---------- Study material

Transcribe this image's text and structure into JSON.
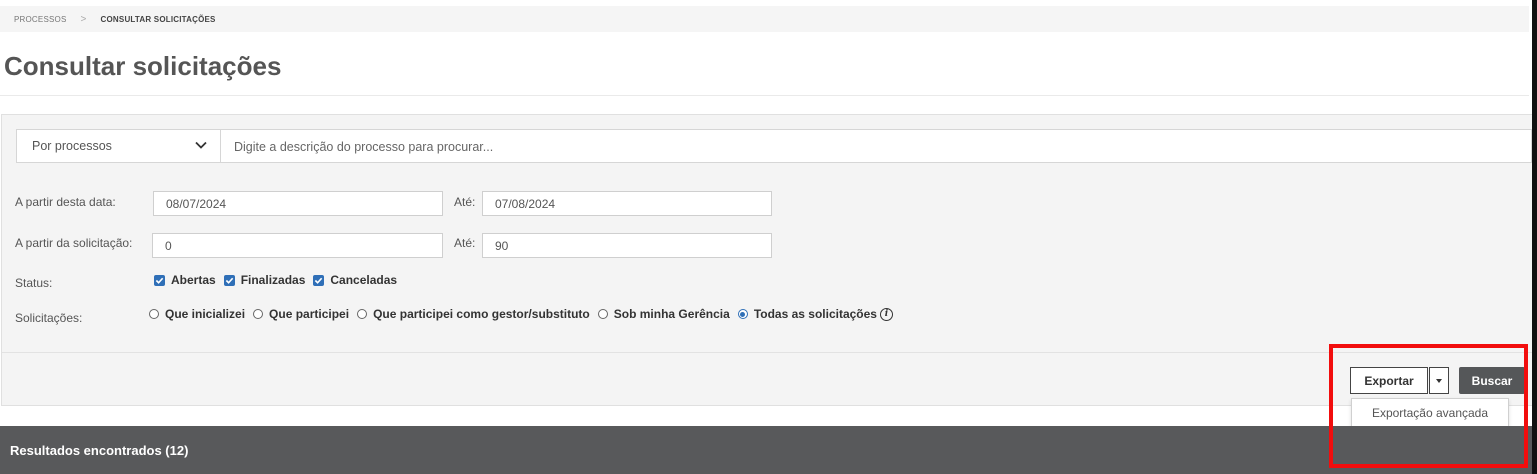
{
  "breadcrumb": {
    "parent": "PROCESSOS",
    "separator": ">",
    "current": "CONSULTAR SOLICITAÇÕES"
  },
  "page": {
    "title": "Consultar solicitações"
  },
  "search": {
    "mode_selected": "Por processos",
    "placeholder": "Digite a descrição do processo para procurar..."
  },
  "filters": {
    "date_from_label": "A partir desta data:",
    "date_from_value": "08/07/2024",
    "date_to_label": "Até:",
    "date_to_value": "07/08/2024",
    "req_from_label": "A partir da solicitação:",
    "req_from_value": "0",
    "req_to_label": "Até:",
    "req_to_value": "90",
    "status_label": "Status:",
    "status_options": [
      {
        "label": "Abertas",
        "checked": true
      },
      {
        "label": "Finalizadas",
        "checked": true
      },
      {
        "label": "Canceladas",
        "checked": true
      }
    ],
    "requests_label": "Solicitações:",
    "requests_options": [
      {
        "label": "Que inicializei",
        "selected": false
      },
      {
        "label": "Que participei",
        "selected": false
      },
      {
        "label": "Que participei como gestor/substituto",
        "selected": false
      },
      {
        "label": "Sob minha Gerência",
        "selected": false
      },
      {
        "label": "Todas as solicitações",
        "selected": true
      }
    ]
  },
  "actions": {
    "export_label": "Exportar",
    "search_label": "Buscar",
    "export_menu": [
      "Exportação avançada"
    ]
  },
  "results": {
    "header": "Resultados encontrados (12)"
  },
  "colors": {
    "accent": "#2f6fb7",
    "results_bar": "#58595b",
    "highlight": "#f20d0d",
    "primary_button": "#555759"
  }
}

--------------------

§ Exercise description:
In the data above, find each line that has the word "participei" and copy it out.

§ Result:
        "label": "Que participei",
        "label": "Que participei como gestor/substituto",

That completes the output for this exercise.